### Activity
Give back every entry in full, exactly as it reads.

### Records supplied
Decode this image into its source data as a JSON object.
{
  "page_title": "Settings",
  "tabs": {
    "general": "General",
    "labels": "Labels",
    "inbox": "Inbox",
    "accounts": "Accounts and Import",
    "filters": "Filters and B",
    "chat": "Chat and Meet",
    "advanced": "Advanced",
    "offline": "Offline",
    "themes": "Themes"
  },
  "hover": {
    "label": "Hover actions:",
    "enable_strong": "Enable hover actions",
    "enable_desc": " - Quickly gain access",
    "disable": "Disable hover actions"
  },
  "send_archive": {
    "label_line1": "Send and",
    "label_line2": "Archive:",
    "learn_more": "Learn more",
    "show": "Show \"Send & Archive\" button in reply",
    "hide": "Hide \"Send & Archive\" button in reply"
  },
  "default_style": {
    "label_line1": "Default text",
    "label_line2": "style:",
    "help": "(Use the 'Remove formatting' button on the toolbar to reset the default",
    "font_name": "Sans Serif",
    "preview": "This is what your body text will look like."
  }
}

### Answer to the exercise
Decode this image into its source data as a JSON object.
{
  "page_title": "Settings",
  "tabs": {
    "general": "General",
    "labels": "Labels",
    "inbox": "Inbox",
    "accounts": "Accounts and Import",
    "filters": "Filters and B",
    "chat": "Chat and Meet",
    "advanced": "Advanced",
    "offline": "Offline",
    "themes": "Themes"
  },
  "hover": {
    "label": "Hover actions:",
    "enable_strong": "Enable hover actions",
    "enable_desc": " - Quickly gain access",
    "disable": "Disable hover actions"
  },
  "send_archive": {
    "label_line1": "Send and",
    "label_line2": "Archive:",
    "learn_more": "Learn more",
    "show": "Show \"Send & Archive\" button in reply",
    "hide": "Hide \"Send & Archive\" button in reply"
  },
  "default_style": {
    "label_line1": "Default text",
    "label_line2": "style:",
    "help": "(Use the 'Remove formatting' button on the toolbar to reset the default",
    "font_name": "Sans Serif",
    "preview": "This is what your body text will look like."
  }
}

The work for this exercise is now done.